» Task requirements
Can you copy out the data exactly? Leave the images out.

Items from a dataset:
►

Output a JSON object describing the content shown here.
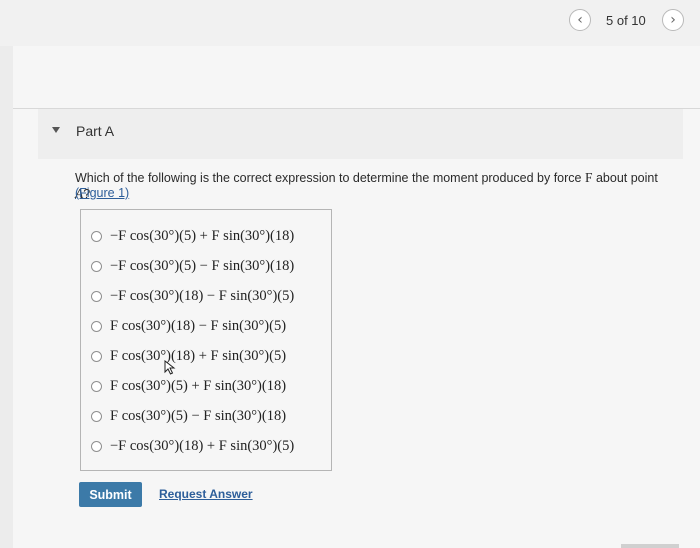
{
  "pagination": {
    "label": "5 of 10",
    "prev_icon": "‹",
    "next_icon": "›"
  },
  "part": {
    "title": "Part A"
  },
  "question": {
    "text_before_F": "Which of the following is the correct expression to determine the moment produced by force ",
    "force_symbol": "F",
    "text_between": " about point ",
    "point_symbol": "A",
    "text_after": "?",
    "figure_link": "(Figure 1)"
  },
  "options": [
    {
      "label": "−F cos(30°)(5) + F sin(30°)(18)"
    },
    {
      "label": "−F cos(30°)(5) − F sin(30°)(18)"
    },
    {
      "label": "−F cos(30°)(18) − F sin(30°)(5)"
    },
    {
      "label": "F cos(30°)(18) − F sin(30°)(5)"
    },
    {
      "label": "F cos(30°)(18) + F sin(30°)(5)"
    },
    {
      "label": "F cos(30°)(5) + F sin(30°)(18)"
    },
    {
      "label": "F cos(30°)(5) − F sin(30°)(18)"
    },
    {
      "label": "−F cos(30°)(18) + F sin(30°)(5)"
    }
  ],
  "actions": {
    "submit_label": "Submit",
    "request_answer_label": "Request Answer"
  }
}
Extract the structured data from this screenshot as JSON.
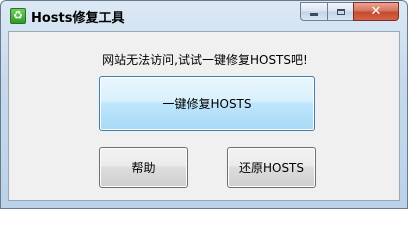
{
  "window": {
    "title": "Hosts修复工具",
    "app_icon": "recycle-icon",
    "controls": {
      "minimize": "minimize-icon",
      "maximize": "maximize-icon",
      "close_glyph": "✕"
    }
  },
  "main": {
    "message": "网站无法访问,试试一键修复HOSTS吧!",
    "repair_button": "一键修复HOSTS",
    "help_button": "帮助",
    "restore_button": "还原HOSTS"
  },
  "colors": {
    "primary_button": "#bee6fd",
    "close_button": "#c24a2e"
  }
}
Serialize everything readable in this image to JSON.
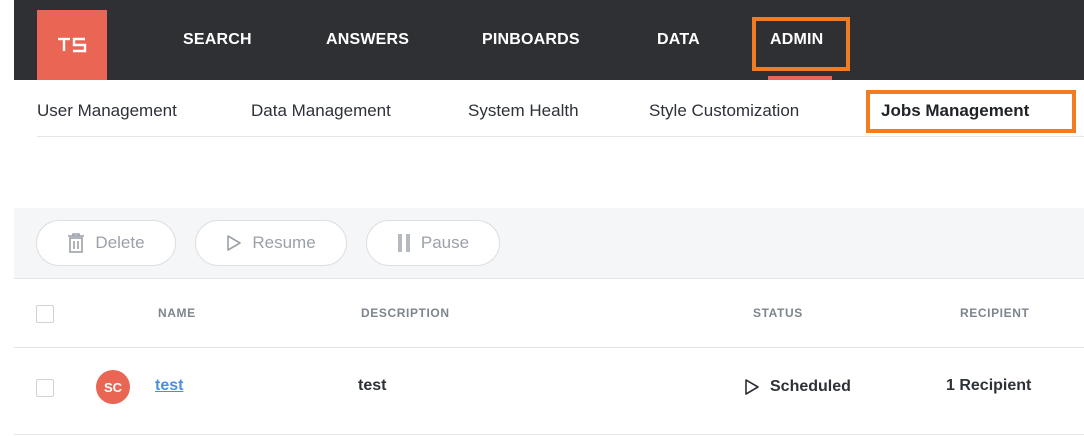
{
  "app": {
    "logo": "ts-logo",
    "brand_color": "#ea6654",
    "highlight_color": "#f47c20"
  },
  "topnav": {
    "items": [
      {
        "label": "SEARCH"
      },
      {
        "label": "ANSWERS"
      },
      {
        "label": "PINBOARDS"
      },
      {
        "label": "DATA"
      },
      {
        "label": "ADMIN",
        "active": true
      }
    ]
  },
  "subnav": {
    "items": [
      {
        "label": "User Management"
      },
      {
        "label": "Data Management"
      },
      {
        "label": "System Health"
      },
      {
        "label": "Style Customization"
      },
      {
        "label": "Jobs Management",
        "active": true
      }
    ]
  },
  "toolbar": {
    "delete_label": "Delete",
    "delete_icon": "trash-icon",
    "resume_label": "Resume",
    "resume_icon": "play-outline-icon",
    "pause_label": "Pause",
    "pause_icon": "pause-icon"
  },
  "table": {
    "columns": [
      "NAME",
      "DESCRIPTION",
      "STATUS",
      "RECIPIENT"
    ],
    "rows": [
      {
        "avatar_initials": "SC",
        "name": "test",
        "description": "test",
        "status": "Scheduled",
        "status_icon": "play-outline-icon",
        "recipient": "1 Recipient"
      }
    ]
  }
}
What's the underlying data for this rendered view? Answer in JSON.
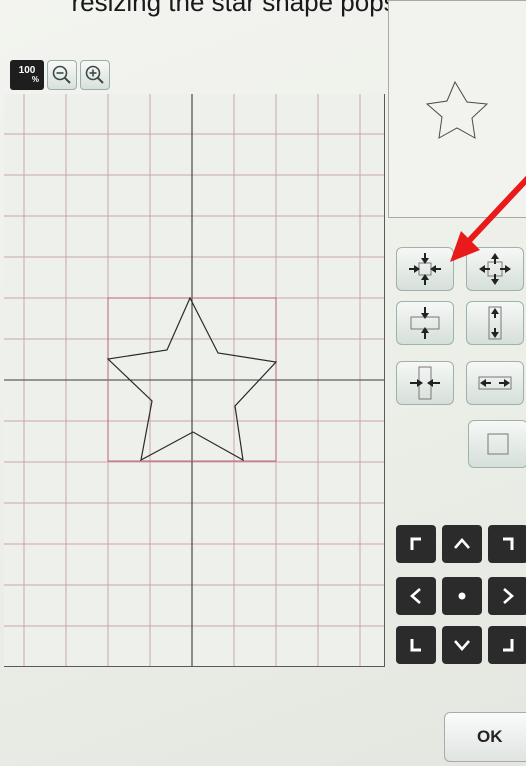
{
  "caption": "resizing the star shape pops up...",
  "zoom": {
    "level": "100",
    "unit": "%"
  },
  "ok_label": "OK",
  "colors": {
    "accent_arrow": "#e81a1a",
    "grid_line": "#c4a0a8",
    "axis_line": "#3a3a3a"
  },
  "icons": {
    "zoom_out": "magnifier-minus-icon",
    "zoom_in": "magnifier-plus-icon",
    "scale_proportional_smaller": "arrows-inward-icon",
    "scale_proportional_larger": "arrows-outward-icon",
    "scale_vertical_smaller": "arrows-vertical-inward-icon",
    "scale_vertical_larger": "arrows-vertical-outward-icon",
    "scale_horizontal_smaller": "arrows-horizontal-inward-icon",
    "scale_horizontal_larger": "arrows-horizontal-outward-icon",
    "reset": "square-icon"
  }
}
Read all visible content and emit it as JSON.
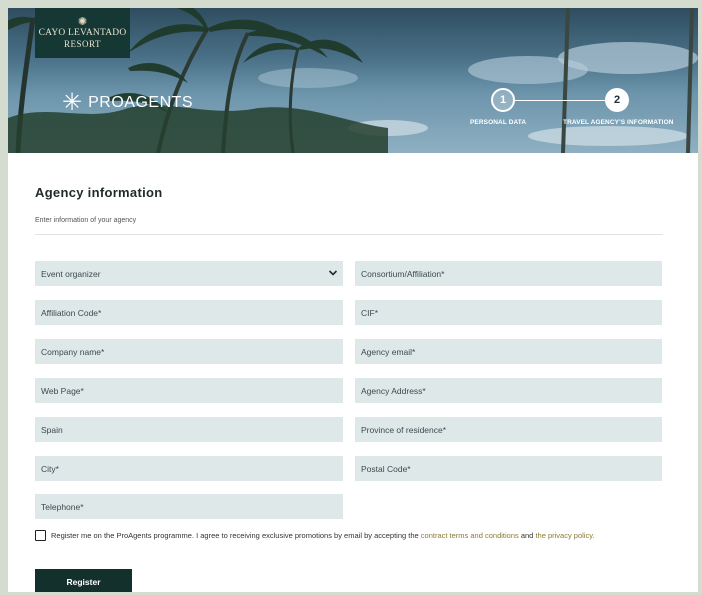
{
  "header": {
    "resort_logo_line1": "CAYO LEVANTADO",
    "resort_logo_line2": "RESORT",
    "brand_name": "PROAGENTS",
    "steps": [
      {
        "number": "1",
        "label": "PERSONAL DATA",
        "state": "completed"
      },
      {
        "number": "2",
        "label": "TRAVEL AGENCY'S INFORMATION",
        "state": "active"
      }
    ]
  },
  "form": {
    "title": "Agency information",
    "subtitle": "Enter information of your agency",
    "fields": {
      "event_organizer": "Event organizer",
      "consortium": "Consortium/Affiliation*",
      "affiliation_code": "Affiliation Code*",
      "cif": "CIF*",
      "company_name": "Company name*",
      "agency_email": "Agency email*",
      "web_page": "Web Page*",
      "agency_address": "Agency Address*",
      "country": "Spain",
      "province": "Province of residence*",
      "city": "City*",
      "postal_code": "Postal Code*",
      "telephone": "Telephone*"
    },
    "consent": {
      "text_before": "Register me on the ProAgents programme. I agree to receiving exclusive promotions by email by accepting the",
      "terms_link": "contract terms and conditions",
      "and": "and",
      "privacy_link": "the privacy policy.",
      "checked": false
    },
    "submit_label": "Register"
  },
  "colors": {
    "page_background": "#d4dccf",
    "field_background": "#dfe8e9",
    "button_background": "#14302c",
    "link": "#8a7a34"
  }
}
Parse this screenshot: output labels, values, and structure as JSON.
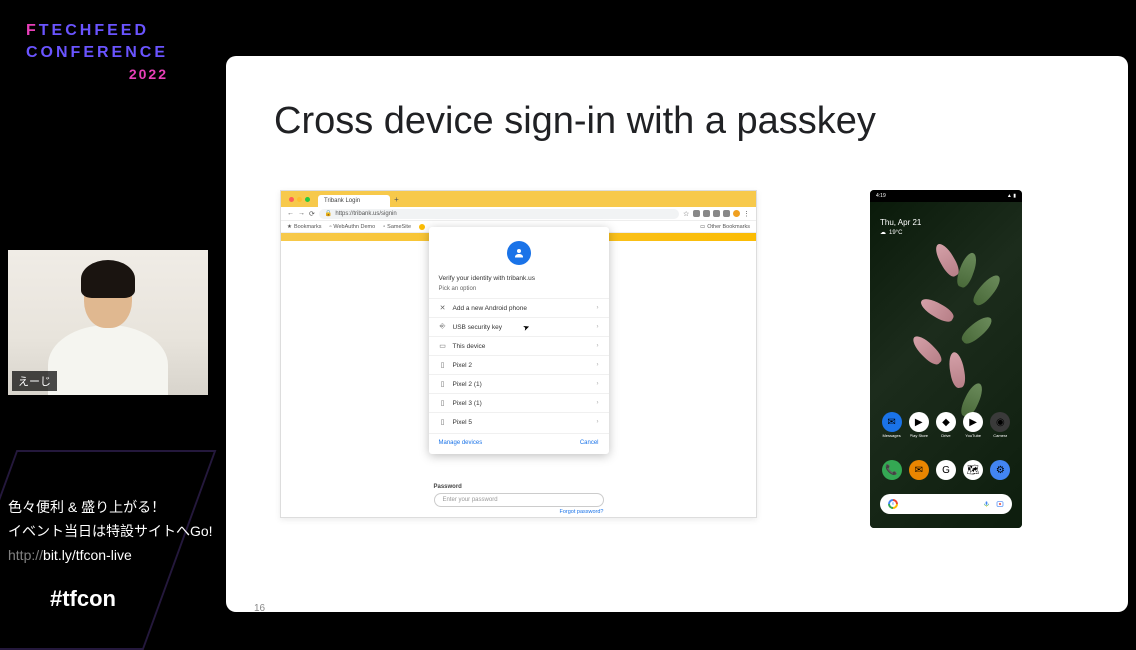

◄

» Written response
Output a JSON object describing the content shown here.
{
  "pagination": {
    "label": "5 of 10",
    "prev_icon": "‹",
    "next_icon": "›"
  },
  "part": {
    "title": "Part A"
  },
  "question": {
    "text_before_F": "Which of the following is the correct expression to determine the moment produced by force ",
    "force_symbol": "F",
    "text_between": " about point ",
    "point_symbol": "A",
    "text_after": "?",
    "figure_link": "(Figure 1)"
  },
  "options": [
    {
      "label": "−F cos(30°)(5) + F sin(30°)(18)"
    },
    {
      "label": "−F cos(30°)(5) − F sin(30°)(18)"
    },
    {
      "label": "−F cos(30°)(18) − F sin(30°)(5)"
    },
    {
      "label": "F cos(30°)(18) − F sin(30°)(5)"
    },
    {
      "label": "F cos(30°)(18) + F sin(30°)(5)"
    },
    {
      "label": "F cos(30°)(5) + F sin(30°)(18)"
    },
    {
      "label": "F cos(30°)(5) − F sin(30°)(18)"
    },
    {
      "label": "−F cos(30°)(18) + F sin(30°)(5)"
    }
  ],
  "actions": {
    "submit_label": "Submit",
    "request_answer_label": "Request Answer"
  }
}
Extract the structured data from this screenshot as JSON.
{
  "window": {
    "title": "Hosts修复工具",
    "app_icon": "recycle-icon",
    "controls": {
      "minimize": "minimize-icon",
      "maximize": "maximize-icon",
      "close_glyph": "✕"
    }
  },
  "main": {
    "message": "网站无法访问,试试一键修复HOSTS吧!",
    "repair_button": "一键修复HOSTS",
    "help_button": "帮助",
    "restore_button": "还原HOSTS"
  },
  "colors": {
    "primary_button": "#bee6fd",
    "close_button": "#c24a2e"
  }
}
Serialize everything readable in this image to JSON.
{
  "app": {
    "logo": "ts-logo",
    "brand_color": "#ea6654",
    "highlight_color": "#f47c20"
  },
  "topnav": {
    "items": [
      {
        "label": "SEARCH"
      },
      {
        "label": "ANSWERS"
      },
      {
        "label": "PINBOARDS"
      },
      {
        "label": "DATA"
      },
      {
        "label": "ADMIN",
        "active": true
      }
    ]
  },
  "subnav": {
    "items": [
      {
        "label": "User Management"
      },
      {
        "label": "Data Management"
      },
      {
        "label": "System Health"
      },
      {
        "label": "Style Customization"
      },
      {
        "label": "Jobs Management",
        "active": true
      }
    ]
  },
  "toolbar": {
    "delete_label": "Delete",
    "delete_icon": "trash-icon",
    "resume_label": "Resume",
    "resume_icon": "play-outline-icon",
    "pause_label": "Pause",
    "pause_icon": "pause-icon"
  },
  "table": {
    "columns": [
      "NAME",
      "DESCRIPTION",
      "STATUS",
      "RECIPIENT"
    ],
    "rows": [
      {
        "avatar_initials": "SC",
        "name": "test",
        "description": "test",
        "status": "Scheduled",
        "status_icon": "play-outline-icon",
        "recipient": "1 Recipient"
      }
    ]
  }
}
What's the underlying data for this rendered view? Answer in JSON.
{
  "caption": "resizing the star shape pops up...",
  "zoom": {
    "level": "100",
    "unit": "%"
  },
  "ok_label": "OK",
  "colors": {
    "accent_arrow": "#e81a1a",
    "grid_line": "#c4a0a8",
    "axis_line": "#3a3a3a"
  },
  "icons": {
    "zoom_out": "magnifier-minus-icon",
    "zoom_in": "magnifier-plus-icon",
    "scale_proportional_smaller": "arrows-inward-icon",
    "scale_proportional_larger": "arrows-outward-icon",
    "scale_vertical_smaller": "arrows-vertical-inward-icon",
    "scale_vertical_larger": "arrows-vertical-outward-icon",
    "scale_horizontal_smaller": "arrows-horizontal-inward-icon",
    "scale_horizontal_larger": "arrows-horizontal-outward-icon",
    "reset": "square-icon"
  }
}
Read all visible content and emit it as JSON.
{
  "header": {
    "resort_logo_line1": "CAYO LEVANTADO",
    "resort_logo_line2": "RESORT",
    "brand_name": "PROAGENTS",
    "steps": [
      {
        "number": "1",
        "label": "PERSONAL DATA",
        "state": "completed"
      },
      {
        "number": "2",
        "label": "TRAVEL AGENCY'S INFORMATION",
        "state": "active"
      }
    ]
  },
  "form": {
    "title": "Agency information",
    "subtitle": "Enter information of your agency",
    "fields": {
      "event_organizer": "Event organizer",
      "consortium": "Consortium/Affiliation*",
      "affiliation_code": "Affiliation Code*",
      "cif": "CIF*",
      "company_name": "Company name*",
      "agency_email": "Agency email*",
      "web_page": "Web Page*",
      "agency_address": "Agency Address*",
      "country": "Spain",
      "province": "Province of residence*",
      "city": "City*",
      "postal_code": "Postal Code*",
      "telephone": "Telephone*"
    },
    "consent": {
      "text_before": "Register me on the ProAgents programme. I agree to receiving exclusive promotions by email by accepting the",
      "terms_link": "contract terms and conditions",
      "and": "and",
      "privacy_link": "the privacy policy.",
      "checked": false
    },
    "submit_label": "Register"
  },
  "colors": {
    "page_background": "#d4dccf",
    "field_background": "#dfe8e9",
    "button_background": "#14302c",
    "link": "#8a7a34"
  }
}
Parse this screenshot: output labels, values, and structure as JSON.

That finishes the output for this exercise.